the mission at hand for the benefit of our Soldiers. The military
integrates civilians into daily operations by the wise and
efficient use of liaison officers. KBR has a brigade-level
or higher liaison officer for every major area in the logistics
arena. We tried to use the KBR capabilities as much as possible—sometimes
before we used certain military capabilities—for the
simple reasons that we were paying for their services and
that their use allowed commanders to use Soldiers for other
Security and force protection in Iraq are extremely important.
This operation belongs to the military personnel. We hire
and integrate civilian contractors to decrease the demands
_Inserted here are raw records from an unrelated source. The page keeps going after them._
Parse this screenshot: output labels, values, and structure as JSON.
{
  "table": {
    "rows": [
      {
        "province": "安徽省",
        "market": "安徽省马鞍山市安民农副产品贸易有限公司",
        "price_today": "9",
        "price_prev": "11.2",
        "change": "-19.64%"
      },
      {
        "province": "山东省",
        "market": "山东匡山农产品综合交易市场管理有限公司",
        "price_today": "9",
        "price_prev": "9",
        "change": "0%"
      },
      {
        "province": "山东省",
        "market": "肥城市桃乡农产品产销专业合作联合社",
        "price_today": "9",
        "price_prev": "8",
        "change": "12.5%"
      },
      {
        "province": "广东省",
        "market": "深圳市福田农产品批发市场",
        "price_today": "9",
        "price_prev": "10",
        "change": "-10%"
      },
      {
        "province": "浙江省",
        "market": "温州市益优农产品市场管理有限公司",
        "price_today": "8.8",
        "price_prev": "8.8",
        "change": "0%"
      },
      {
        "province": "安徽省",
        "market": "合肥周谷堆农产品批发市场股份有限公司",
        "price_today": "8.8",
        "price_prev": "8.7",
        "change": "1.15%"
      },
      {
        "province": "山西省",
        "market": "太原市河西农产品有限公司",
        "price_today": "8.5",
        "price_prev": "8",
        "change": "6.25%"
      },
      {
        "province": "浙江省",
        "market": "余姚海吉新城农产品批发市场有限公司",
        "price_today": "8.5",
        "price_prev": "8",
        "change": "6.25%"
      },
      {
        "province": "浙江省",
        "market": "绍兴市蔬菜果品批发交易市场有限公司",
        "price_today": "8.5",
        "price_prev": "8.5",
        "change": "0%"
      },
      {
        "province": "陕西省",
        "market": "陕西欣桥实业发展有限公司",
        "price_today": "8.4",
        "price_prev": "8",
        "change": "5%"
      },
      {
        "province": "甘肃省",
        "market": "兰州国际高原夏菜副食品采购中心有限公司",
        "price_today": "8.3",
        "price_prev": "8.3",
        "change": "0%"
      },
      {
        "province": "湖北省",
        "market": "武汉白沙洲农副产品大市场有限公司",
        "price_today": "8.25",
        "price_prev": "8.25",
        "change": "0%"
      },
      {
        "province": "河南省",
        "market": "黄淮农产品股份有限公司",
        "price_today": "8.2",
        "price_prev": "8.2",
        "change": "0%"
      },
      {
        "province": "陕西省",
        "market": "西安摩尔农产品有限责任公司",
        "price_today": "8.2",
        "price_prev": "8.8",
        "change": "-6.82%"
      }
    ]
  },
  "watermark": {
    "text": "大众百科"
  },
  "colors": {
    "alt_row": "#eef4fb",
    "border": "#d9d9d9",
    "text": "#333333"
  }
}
on our Soldiers, allowing the Soldiers to focus on the mission
and so we can avoid pulling them to different areas.
When visiting different operating bases in the Baghdad area, I saw civilians
and military personnel working together in many different areas. Whether in an
office environment, in a maintenance shop, at a fuel site, or at a subsistence
warehouse, professionalism and complete integration were always common. The civilians
on the battlefield were definitely a critical force enabler. The integration
of local contractors and KBR-type personnel into our operations will remain the
same or possibly increase in future logistics planning.
Having dedicated civilian experts perform certain logistics operations while
Soldiers perform military duties and responsibilities has proven worthwhile.
As we continue operations in Iraq, we will continue improving our relationship
with and integration of civilians. We will continue improving the process of
hiring local Iraqi contractors for their benefit and that of their country. We
have a great base established and will continue to build it everyday as personnel
transition in and out of the theater of operations.
Major Walter Llamas is the Supply and Services Officer for the 15th Sustainment
Brigade. He holds a master’s degree in logistics management from the Florida
Institute of Technology and is a graduate of the Logistics Executive Development
Course and the Army Command and General Staff College.